27 Feb What is a flat white coffee?
Even though it has existed for at least forty years, the flat white was popularized in Quebec only in the last five years. This coffee from Australia or New Zealand (the debate is still open), is still misunderstood and the subject of many questions on how to make it properly and what distinguishes it from the cappuccino, the latte and the cortado. To end the debate once and for all, here’s the real recipe for the flat white:
- In a ceramic cup, extract a short double espresso to fill the cup to the first third (1/3).
- In a milk pitcher, heat regular or plant based milk to approximately 130°F / 54°C.
- Pour the milk with the help of a spoon on the espresso, while being careful to keep the milk foam in the pitcher while you only pour the hot milk. This way, the espresso crema will stay intact.
The history of flat white
The origins of the flat white are somewhat hazy. Who invented this coffee? Australians? New Zealanders? We probably won’t ever know. Even 40 years later, there’s no consensus on who made it first. As for the name flat white, historians know that the origin of it will probably stay unknown. Until a historic breakthrough, the origins of the flat white will probably remain a mystery. Even though the true birthplace of the flat white will stay an enigma, we know there’s only one true way of making it, that differentiates it from other milk based espresso drinks.
Flat white vs latte vs cortado: the contents and the container make all the difference
First things first: compared to the latte, the flat white contains a double shot of espresso and less milk. Then, compared to the cappuccino, the flat white has less foam and more milk. In terms of proportions, we can say a flat white needs 1/3 espresso to 2/3 milk heated to 130°F / 54°C. These proportions are the same than a cortado, with the difference that the flat white will be served in a 5,8oz / 172mL cup, with heated milk and no foam, while the cortado will be poured in a transparent glass, with microfoamed milk. The way to pour the milk is an important difference in how to make a flat white: a spoon blocks the thickest part of the milk while the more liquid parts are poured, to keep the crema intact and push it to the top of the drink.
The container also has an impact on how we define this coffee.
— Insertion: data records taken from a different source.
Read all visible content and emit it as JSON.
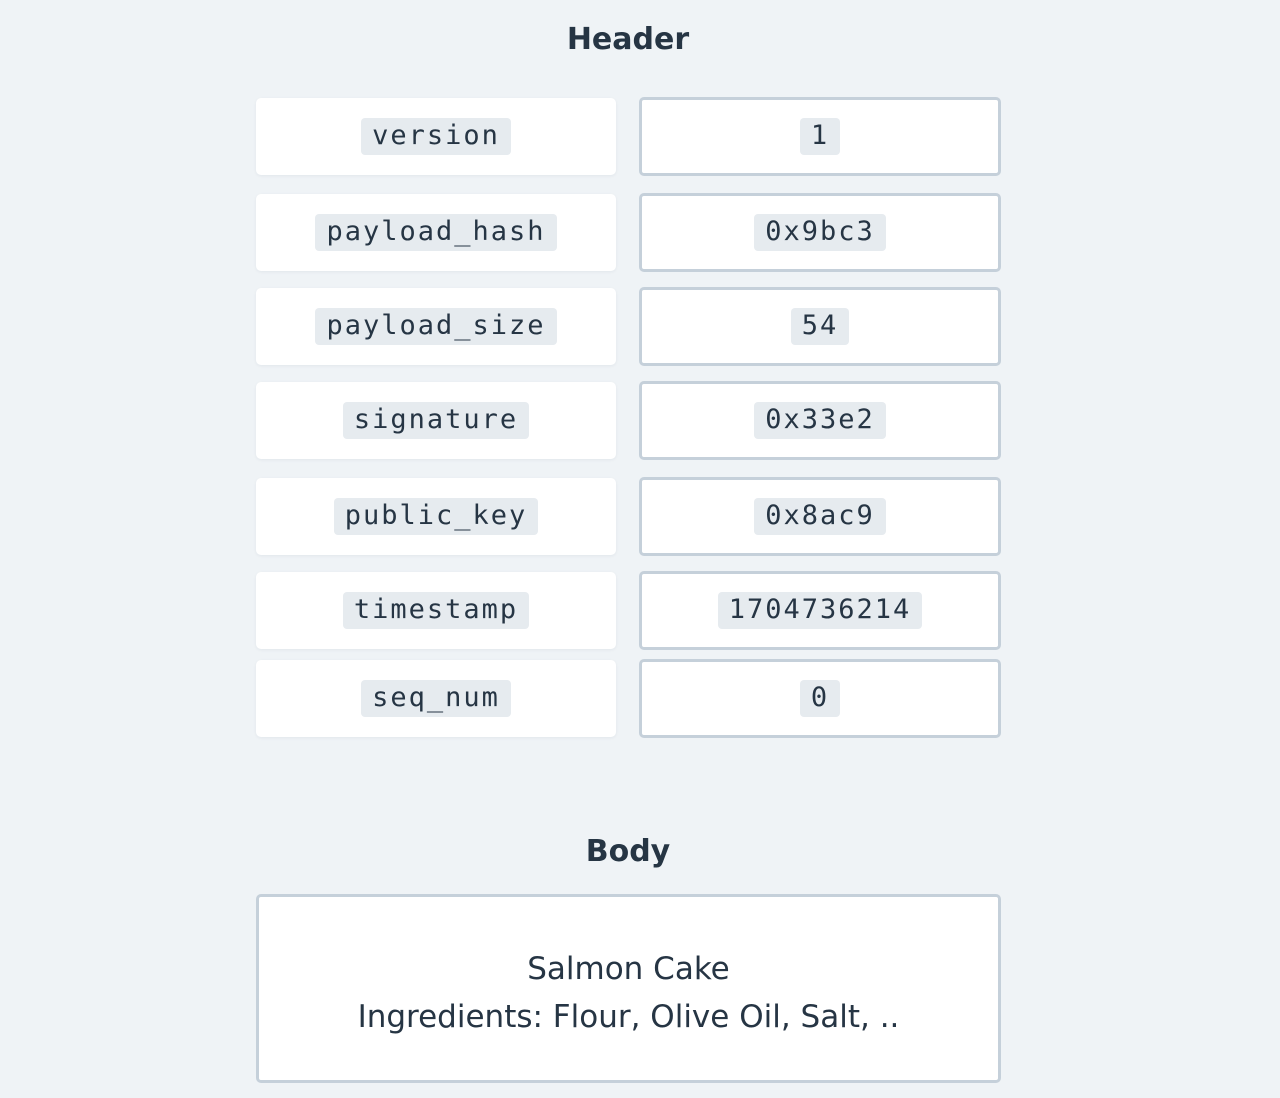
{
  "header": {
    "title": "Header",
    "fields": [
      {
        "key": "version",
        "value": "1"
      },
      {
        "key": "payload_hash",
        "value": "0x9bc3"
      },
      {
        "key": "payload_size",
        "value": "54"
      },
      {
        "key": "signature",
        "value": "0x33e2"
      },
      {
        "key": "public_key",
        "value": "0x8ac9"
      },
      {
        "key": "timestamp",
        "value": "1704736214"
      },
      {
        "key": "seq_num",
        "value": "0"
      }
    ]
  },
  "body": {
    "title": "Body",
    "name": "Salmon Cake",
    "ingredients": "Ingredients: Flour, Olive Oil, Salt, .."
  },
  "colors": {
    "background": "#eff3f6",
    "text": "#263544",
    "border": "#c5d0da",
    "code_background": "#e6ebef"
  }
}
The cortado is generally served in a transparent glass (Such as a Gibraltar), while the flat white will be served in a traditional ceramic cup. This will of course depend on where you order this fabulous coffee, as you’ll find differences from coffee shop to coffee shop and from country to country. This is where there are no strict rules!
The flat white has a stronger taste than a latte, because it contains a double espresso shot and less milk. It’s also smoother than a cappuccino, but more liquid than a cortado. This middle ground is what makes this beverage so popular in Australia, New Zealand, and now here!
Now tell us, have you tried the flat white anywhere in the world? Tell us how it was in the comments!